◆ WORK ITEM:
Match the string "abbr" against each line below, and copy every line that matches.

BEGIN SOURCE INFORMATION

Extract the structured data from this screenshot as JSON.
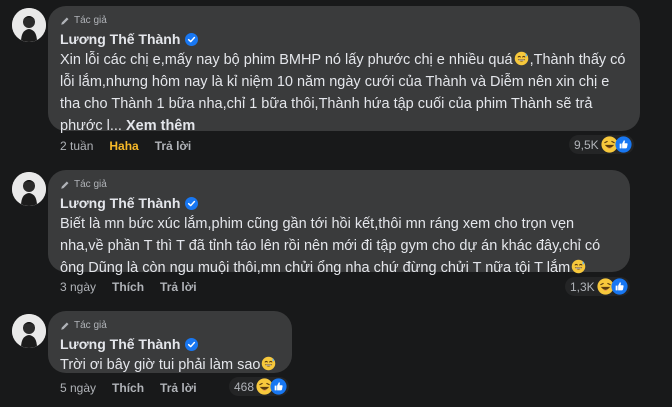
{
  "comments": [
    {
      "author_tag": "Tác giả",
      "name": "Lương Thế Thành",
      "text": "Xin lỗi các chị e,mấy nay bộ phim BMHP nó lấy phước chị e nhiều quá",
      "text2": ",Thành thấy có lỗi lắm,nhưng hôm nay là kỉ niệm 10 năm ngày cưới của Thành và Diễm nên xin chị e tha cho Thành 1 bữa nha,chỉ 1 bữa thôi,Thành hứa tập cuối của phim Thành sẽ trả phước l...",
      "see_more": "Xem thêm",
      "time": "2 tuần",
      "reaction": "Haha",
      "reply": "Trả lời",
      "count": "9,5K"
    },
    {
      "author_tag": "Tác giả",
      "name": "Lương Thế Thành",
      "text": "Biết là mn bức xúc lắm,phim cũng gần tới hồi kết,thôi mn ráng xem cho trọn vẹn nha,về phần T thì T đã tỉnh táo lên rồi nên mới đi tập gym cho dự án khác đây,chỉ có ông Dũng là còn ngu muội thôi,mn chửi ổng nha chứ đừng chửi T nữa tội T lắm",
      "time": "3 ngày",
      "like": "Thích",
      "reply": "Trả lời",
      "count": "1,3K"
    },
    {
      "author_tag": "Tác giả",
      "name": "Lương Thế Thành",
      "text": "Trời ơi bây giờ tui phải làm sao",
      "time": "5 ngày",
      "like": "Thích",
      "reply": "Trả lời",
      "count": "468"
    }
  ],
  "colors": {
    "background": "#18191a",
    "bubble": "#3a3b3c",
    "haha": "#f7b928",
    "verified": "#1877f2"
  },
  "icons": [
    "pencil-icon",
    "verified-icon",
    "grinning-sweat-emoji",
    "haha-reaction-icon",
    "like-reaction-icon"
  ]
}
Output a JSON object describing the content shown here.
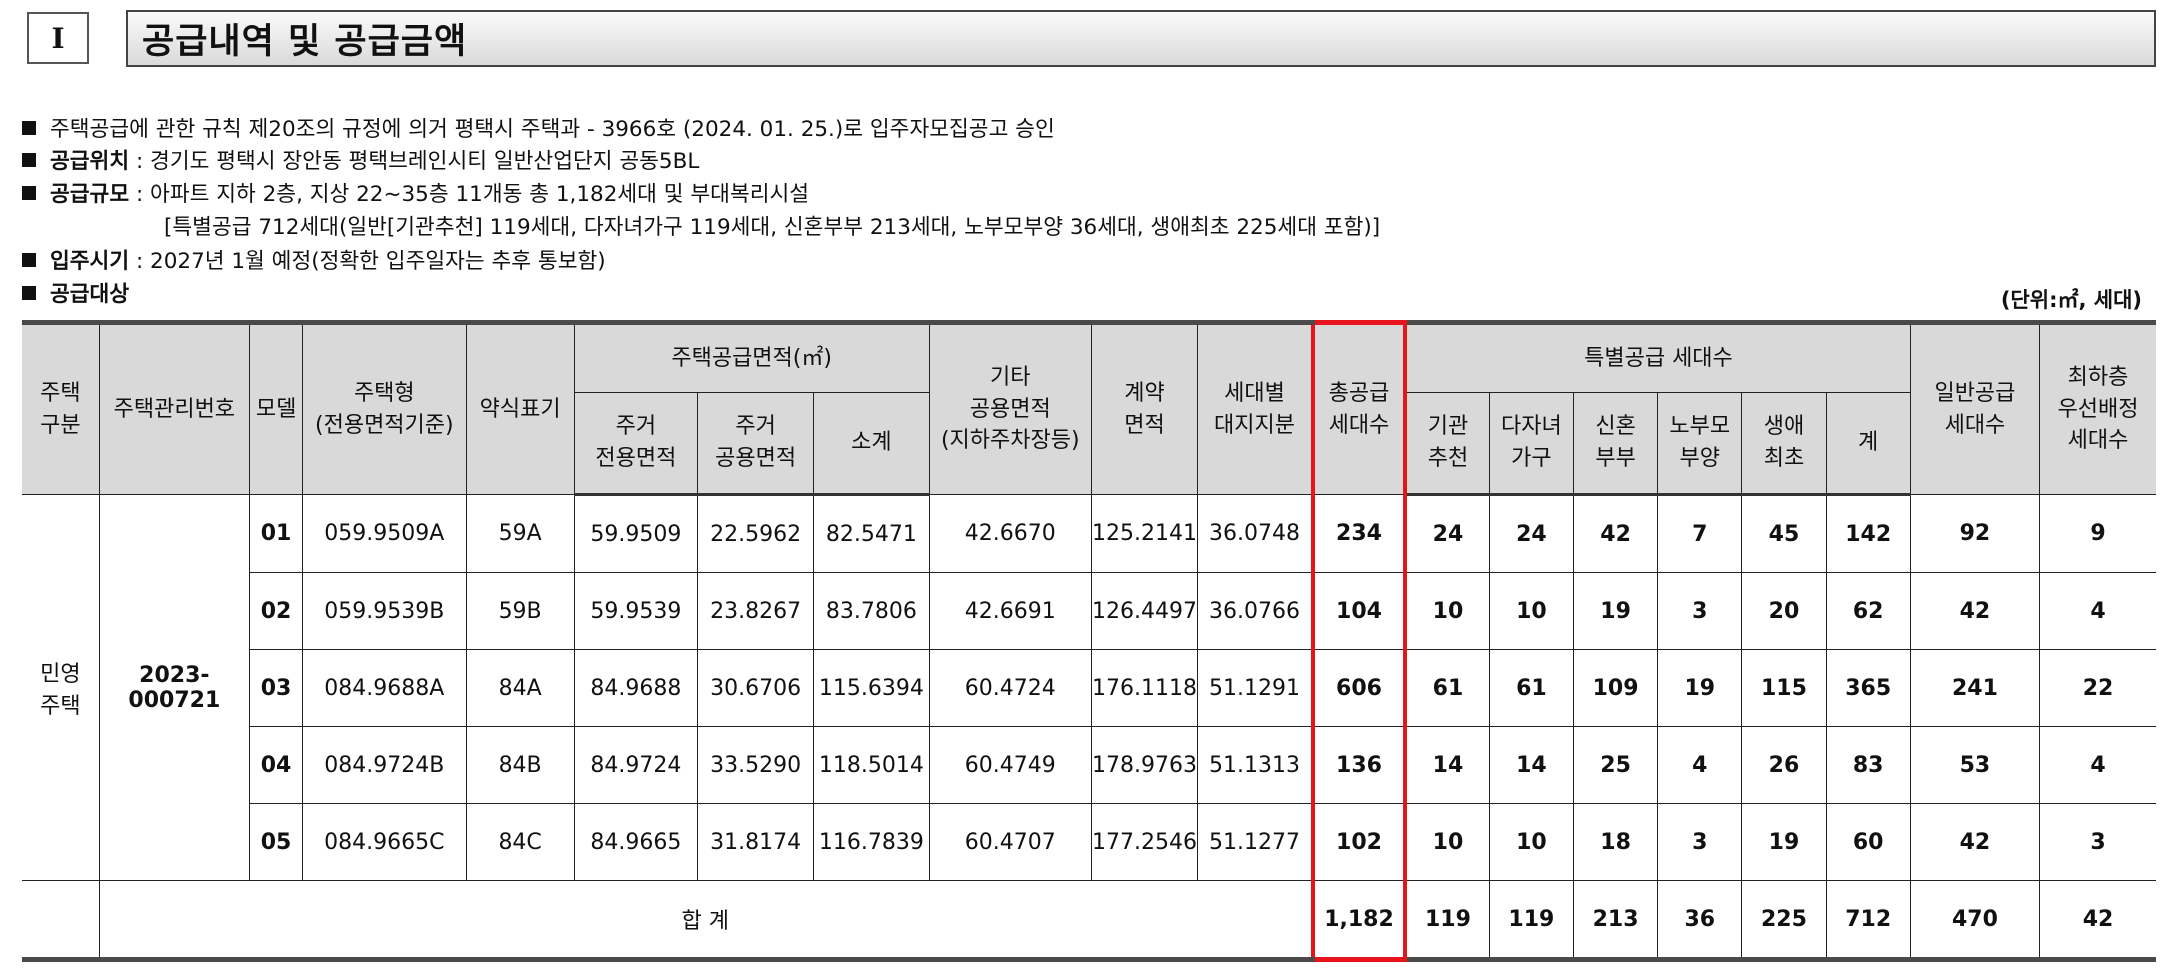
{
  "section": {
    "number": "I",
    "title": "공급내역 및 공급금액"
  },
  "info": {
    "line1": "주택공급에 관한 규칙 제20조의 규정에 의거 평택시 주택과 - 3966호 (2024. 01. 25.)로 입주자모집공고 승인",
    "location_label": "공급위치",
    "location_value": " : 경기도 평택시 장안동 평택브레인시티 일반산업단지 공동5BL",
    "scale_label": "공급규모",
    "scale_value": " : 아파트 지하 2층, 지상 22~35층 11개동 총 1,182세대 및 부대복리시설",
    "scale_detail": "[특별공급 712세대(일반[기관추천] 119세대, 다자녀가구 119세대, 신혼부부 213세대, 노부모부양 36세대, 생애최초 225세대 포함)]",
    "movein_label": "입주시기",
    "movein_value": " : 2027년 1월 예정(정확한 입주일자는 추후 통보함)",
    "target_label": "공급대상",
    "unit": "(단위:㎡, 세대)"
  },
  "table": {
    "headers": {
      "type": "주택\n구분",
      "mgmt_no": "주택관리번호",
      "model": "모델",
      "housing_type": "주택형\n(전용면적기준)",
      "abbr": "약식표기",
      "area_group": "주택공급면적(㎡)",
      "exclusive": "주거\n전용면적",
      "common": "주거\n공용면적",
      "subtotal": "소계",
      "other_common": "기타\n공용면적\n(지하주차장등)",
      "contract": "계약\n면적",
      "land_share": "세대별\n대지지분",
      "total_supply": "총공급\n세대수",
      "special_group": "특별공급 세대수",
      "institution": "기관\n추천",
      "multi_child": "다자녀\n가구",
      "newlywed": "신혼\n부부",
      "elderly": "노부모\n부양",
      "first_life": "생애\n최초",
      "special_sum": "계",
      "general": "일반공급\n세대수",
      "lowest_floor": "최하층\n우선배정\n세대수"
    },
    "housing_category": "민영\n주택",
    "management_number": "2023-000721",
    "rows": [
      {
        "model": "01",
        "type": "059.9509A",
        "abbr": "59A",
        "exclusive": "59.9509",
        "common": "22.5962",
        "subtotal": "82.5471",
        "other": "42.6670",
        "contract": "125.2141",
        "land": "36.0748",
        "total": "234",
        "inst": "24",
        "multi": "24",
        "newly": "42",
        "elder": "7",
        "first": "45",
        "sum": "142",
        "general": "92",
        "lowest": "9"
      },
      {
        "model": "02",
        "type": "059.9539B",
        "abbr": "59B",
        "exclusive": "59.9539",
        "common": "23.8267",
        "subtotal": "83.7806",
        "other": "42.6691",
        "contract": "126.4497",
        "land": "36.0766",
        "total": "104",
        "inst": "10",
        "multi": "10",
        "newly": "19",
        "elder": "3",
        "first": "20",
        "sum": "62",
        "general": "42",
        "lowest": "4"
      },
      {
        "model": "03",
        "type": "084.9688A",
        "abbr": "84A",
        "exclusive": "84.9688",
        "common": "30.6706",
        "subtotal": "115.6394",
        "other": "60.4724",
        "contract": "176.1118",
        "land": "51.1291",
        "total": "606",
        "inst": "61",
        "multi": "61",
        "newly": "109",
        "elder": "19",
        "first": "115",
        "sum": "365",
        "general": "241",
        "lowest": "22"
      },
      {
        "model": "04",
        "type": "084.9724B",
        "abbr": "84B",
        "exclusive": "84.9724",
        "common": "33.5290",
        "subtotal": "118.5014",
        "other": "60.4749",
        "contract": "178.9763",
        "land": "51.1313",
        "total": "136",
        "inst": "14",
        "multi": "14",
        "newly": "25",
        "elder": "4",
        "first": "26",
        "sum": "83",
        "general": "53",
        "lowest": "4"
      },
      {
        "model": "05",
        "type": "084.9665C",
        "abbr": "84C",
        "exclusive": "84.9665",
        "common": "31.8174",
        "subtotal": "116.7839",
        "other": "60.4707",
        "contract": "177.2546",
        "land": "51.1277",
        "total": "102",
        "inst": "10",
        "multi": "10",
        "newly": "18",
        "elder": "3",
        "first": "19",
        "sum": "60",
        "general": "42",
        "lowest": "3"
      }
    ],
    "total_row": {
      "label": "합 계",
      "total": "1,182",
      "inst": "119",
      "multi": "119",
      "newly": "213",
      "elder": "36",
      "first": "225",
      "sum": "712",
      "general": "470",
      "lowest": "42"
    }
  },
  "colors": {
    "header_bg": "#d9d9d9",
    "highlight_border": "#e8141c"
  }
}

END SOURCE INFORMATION

◆ OUTPUT:
      "abbr": "약식표기",
        "abbr": "59A",
        "abbr": "59B",
        "abbr": "84A",
        "abbr": "84B",
        "abbr": "84C",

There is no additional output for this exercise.